See also The Rapid Growth of Human Populations 1750-2000:Histories, Consequences, Issues, Nation by Nation. William Stanton (2003) NI: Multiscience Publishing Company Ltd
One warning is loud and surely clear from the world population dilemma.
So many of the world's billions live in areas that are dangerous or terribl to live in - too vulnerable to disasters of climat change, floods, droughts, desertification, too short of means of sustenance without outside aid, crammed into city slums because the countryside cannot support them.Their children are their greatest tresures, greatest plesures, their hope of future sustenance as supports in their old age, as expatriat workers sending back money, and as children, young workers. If they have few children, and those die - they are alone. And so every scene of refugees in desert camps shows the women carrying their young babies, and a desperat Ethiopian farmer cries out to the documentary maker, 'But I have thirteen children who are hungry!'
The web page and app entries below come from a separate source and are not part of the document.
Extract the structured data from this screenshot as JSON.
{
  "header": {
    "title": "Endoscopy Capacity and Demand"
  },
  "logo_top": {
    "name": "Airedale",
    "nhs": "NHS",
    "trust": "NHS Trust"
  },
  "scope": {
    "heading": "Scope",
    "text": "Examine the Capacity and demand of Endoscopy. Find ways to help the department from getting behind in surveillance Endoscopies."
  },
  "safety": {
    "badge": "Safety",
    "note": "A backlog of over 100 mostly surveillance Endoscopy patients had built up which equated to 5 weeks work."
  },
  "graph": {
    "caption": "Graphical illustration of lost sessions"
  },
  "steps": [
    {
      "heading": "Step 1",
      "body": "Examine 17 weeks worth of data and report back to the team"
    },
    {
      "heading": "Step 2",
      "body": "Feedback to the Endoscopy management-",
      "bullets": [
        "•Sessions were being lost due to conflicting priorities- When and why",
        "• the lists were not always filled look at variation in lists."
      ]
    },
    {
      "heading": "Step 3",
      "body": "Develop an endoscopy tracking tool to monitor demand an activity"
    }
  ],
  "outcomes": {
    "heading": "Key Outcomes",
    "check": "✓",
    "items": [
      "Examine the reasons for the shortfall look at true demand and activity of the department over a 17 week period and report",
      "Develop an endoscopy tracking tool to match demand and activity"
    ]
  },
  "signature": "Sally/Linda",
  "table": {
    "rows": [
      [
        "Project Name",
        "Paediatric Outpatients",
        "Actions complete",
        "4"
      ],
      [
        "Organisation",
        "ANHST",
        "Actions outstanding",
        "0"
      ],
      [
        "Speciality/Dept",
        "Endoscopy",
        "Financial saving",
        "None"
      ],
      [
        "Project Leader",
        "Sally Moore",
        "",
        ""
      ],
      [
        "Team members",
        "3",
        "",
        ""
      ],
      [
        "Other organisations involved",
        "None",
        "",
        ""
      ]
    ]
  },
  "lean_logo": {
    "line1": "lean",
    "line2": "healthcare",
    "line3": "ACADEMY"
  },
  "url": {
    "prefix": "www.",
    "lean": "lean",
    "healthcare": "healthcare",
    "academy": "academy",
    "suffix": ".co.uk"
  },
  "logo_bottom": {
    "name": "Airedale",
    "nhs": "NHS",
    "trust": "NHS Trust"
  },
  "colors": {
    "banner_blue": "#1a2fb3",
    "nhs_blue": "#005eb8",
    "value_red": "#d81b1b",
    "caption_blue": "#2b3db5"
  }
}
And all over the world, current food stocks are in surplus, enough to feed all if fairly distributed. But the future is grim, as soils deteriorate even in the bread-basket countries, fish stocks run short, pollution and devastation increases as developing countries seek the quality of life of the rich countries. Rich countries start to see their countryside becoming overcrowded. Wars fester over water, oil and fertile land.